There was something about the piano that attracted me to it. I did not play with musical toys as a baby, but I had two aunts who each had a piano in their home. Whenever we would visit these relatives invariably I would be found sitting at the piano, pressing the keys in different patterns. I never pounded on the keys; in my mind I thought I was actually playing a song, though I could not read a single note of music. What fascinated me was the infinite combinations I could create with all those keys at my fingertips. It was later when I realized other musical instruments had the ability to create the same combinations, but it did not have the same flourish like a pianist. I remember one of the first concerts I attended had a pianist front and center. The way his fingers rippled across the keys, creating sounds as soft as a cat’s purr to booming roars of harmonic fireworks; I wanted to play the piano just like him. For eight years I took piano lessons so I have an appreciation for any skilled musician. If you add outlandish outfits and lavish sets, you will have the star of this biographical drama. Michael Douglas (Falling Down, Wonder Boys) was amazing with his performance playing Liberace. The story was based on the autobiographical book written by Scott Thorson, who had a tumultuous relationship with the entertainer. Though Michael Douglas won an Emmy for his performance, Matt Damon (Elysium, Promised Land) as Scott was equally as impressive with his acting in this Emmy winning movie. Directed by Steven Soderbergh (Side Effects, Magic Mike), there was a steady layout of scenes. It was during the quiet scenes where the story really shinned. To balance out the weighted dramatic parts, Rob Lowe (Wayne’s World, The West Wing-TV) as Dr. Jack Startz and Dan Aykroyd (The Blues Brothers, Trading Places) as manager Seymour Heller handled the comedic elements. One of the biggest surprises for me was finding out who played Liberace’s mother Frances. I am not going to mention her name in this review and I hope you do not try to find out before seeing her in this film. With the understanding we are seeing the life of Liberace through Scott’s eyes; this still was a glimpse behind the flash of rhinestones and sequins only to find a dark, troubled life from a different era.
3 1/3 stars — DVD
This past summer I was prescribed an anti-inflammatory drug due to an injury I had on an amusement park roller coaster. That turned out to be my last roller coaster ride. The drug wreaked havoc with my digestive system to the point I never finished the prescription. I decided to take matters into my own hands. Just as I tell my fitness classes, when it comes to our bodies, I believe in the use it or lose it philosophy. I see the body as a medicine cabinet stored with antidotes to a a variety of ailments. When I sense something is different, such as a stuffy nose or scratchy throat; I begin a battle plan of tried natural remedies to combat the invading bugs. I prefer taking the least amount of drugs as possible; but that is just me. After seeing this movie, you better believe I will stay with my methods.

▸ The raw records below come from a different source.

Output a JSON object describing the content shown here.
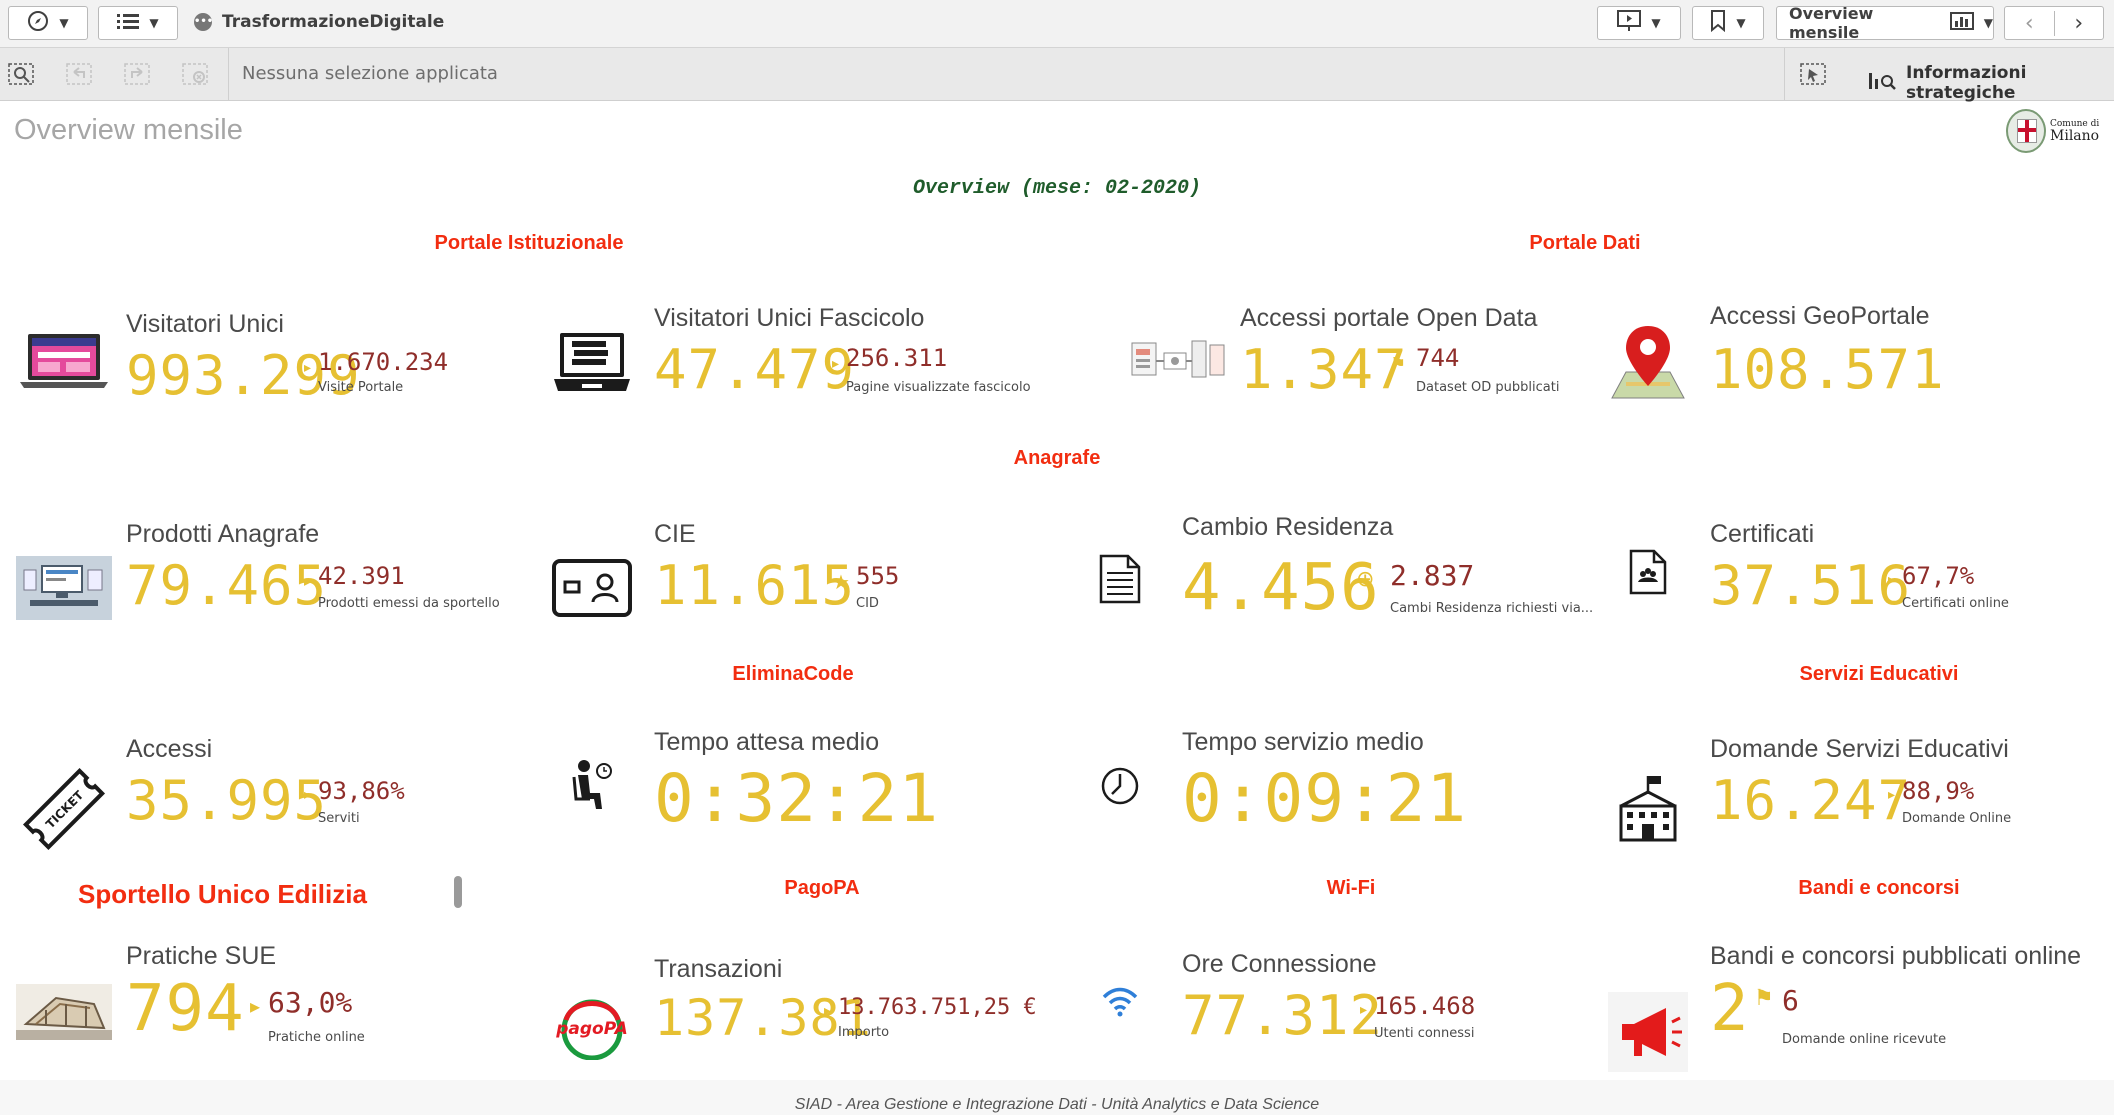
{
  "toolbar": {
    "app_name": "TrasformazioneDigitale",
    "sheet_selector": "Overview mensile"
  },
  "selection_bar": {
    "status": "Nessuna selezione applicata",
    "insights": "Informazioni strategiche"
  },
  "sheet": {
    "title": "Overview mensile",
    "logo_small": "Comune di",
    "logo_big": "Milano",
    "heading": "Overview (mese: 02-2020)",
    "footer": "SIAD - Area Gestione e Integrazione Dati - Unità Analytics e Data Science"
  },
  "sections": {
    "portale_istituzionale": "Portale Istituzionale",
    "portale_dati": "Portale Dati",
    "anagrafe": "Anagrafe",
    "eliminacode": "EliminaCode",
    "servizi_educativi": "Servizi Educativi",
    "sue": "Sportello Unico Edilizia",
    "pagopa": "PagoPA",
    "wifi": "Wi-Fi",
    "bandi": "Bandi e concorsi"
  },
  "kpis": {
    "visitatori_unici": {
      "label": "Visitatori Unici",
      "value": "993.299",
      "secondary": "1.670.234",
      "sub": "Visite Portale",
      "icon": "laptop-icon",
      "marker": "▸"
    },
    "visitatori_fascicolo": {
      "label": "Visitatori Unici Fascicolo",
      "value": "47.479",
      "secondary": "256.311",
      "sub": "Pagine visualizzate fascicolo",
      "icon": "laptop-document-icon",
      "marker": "▸"
    },
    "open_data": {
      "label": "Accessi portale Open Data",
      "value": "1.347",
      "secondary": "744",
      "sub": "Dataset OD pubblicati",
      "icon": "data-flow-icon",
      "marker": "⚑"
    },
    "geoportale": {
      "label": "Accessi GeoPortale",
      "value": "108.571",
      "icon": "map-pin-icon"
    },
    "prodotti_anagrafe": {
      "label": "Prodotti Anagrafe",
      "value": "79.465",
      "secondary": "42.391",
      "sub": "Prodotti emessi da sportello",
      "icon": "desk-terminal-icon",
      "marker": "▸"
    },
    "cie": {
      "label": "CIE",
      "value": "11.615",
      "secondary": "555",
      "sub": "CID",
      "icon": "id-card-icon",
      "marker": "★"
    },
    "cambio_residenza": {
      "label": "Cambio Residenza",
      "value": "4.456",
      "secondary": "2.837",
      "sub": "Cambi Residenza richiesti via...",
      "icon": "document-lines-icon",
      "marker": "⊕"
    },
    "certificati": {
      "label": "Certificati",
      "value": "37.516",
      "secondary": "67,7%",
      "sub": "Certificati online",
      "icon": "certificate-file-icon",
      "marker": "▸"
    },
    "accessi_code": {
      "label": "Accessi",
      "value": "35.995",
      "secondary": "93,86%",
      "sub": "Serviti",
      "icon": "ticket-icon",
      "marker": "▸"
    },
    "tempo_attesa": {
      "label": "Tempo attesa medio",
      "value": "0:32:21",
      "icon": "waiting-person-icon"
    },
    "tempo_servizio": {
      "label": "Tempo servizio medio",
      "value": "0:09:21",
      "icon": "clock-icon"
    },
    "servizi_educativi": {
      "label": "Domande Servizi Educativi",
      "value": "16.247",
      "secondary": "88,9%",
      "sub": "Domande Online",
      "icon": "school-building-icon",
      "marker": "▸"
    },
    "pratiche_sue": {
      "label": "Pratiche SUE",
      "value": "794",
      "secondary": "63,0%",
      "sub": "Pratiche online",
      "icon": "building-plan-icon",
      "marker": "▸"
    },
    "transazioni": {
      "label": "Transazioni",
      "value": "137.381",
      "secondary": "13.763.751,25 €",
      "sub": "Importo",
      "icon": "pagopa-logo-icon",
      "marker": "▸"
    },
    "ore_connessione": {
      "label": "Ore Connessione",
      "value": "77.312",
      "secondary": "165.468",
      "sub": "Utenti connessi",
      "icon": "wifi-icon",
      "marker": "▸"
    },
    "bandi": {
      "label": "Bandi e concorsi pubblicati online",
      "value": "2",
      "secondary": "6",
      "sub": "Domande online ricevute",
      "icon": "megaphone-icon",
      "marker": "⚑"
    }
  }
}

In this psychological thriller Emily Taylor, played by Rooney Mara (The Girl with the Dragon Tattoo, The Social Network), was prescribed a new antidepressant with side effects that drastically altered her life and the lives of the people around her. Channing Tatum (Magic Mike, 21 Jump Street) was Emily’s supportive husband Martin Taylor. Jude Law (Sherlock Holmes franchise, Cold Mountain) played Dr. Jonathan Banks, whose methods came into question for prescribing the antidepressant. Catherine Zeta-Jones (Chicago, Broken City) was Emily’s former doctor, Victoria Siebert. It has been reported that director Steven Soderbergh (Ocean’s Eleven franchise, Traffic) has said this would be his last movie to direct. Based on this film, it would be a shame if audiences were to be deprived of his keen sense of pacing and layering of a story. This movie had a few twists along the way that swelled into a a dramatic turn of events. I thought the cast did an excellent job, especially Rooney and Jude. If anything, I wished Soderbergh had pushed even more intensity out of his actors. This film may not be the ultimate pinnacle of Steven’s career; but he certainly can leave with his head held high for this spiraling mystery of a thriller. Brief scene with blood.
3 1/4 stars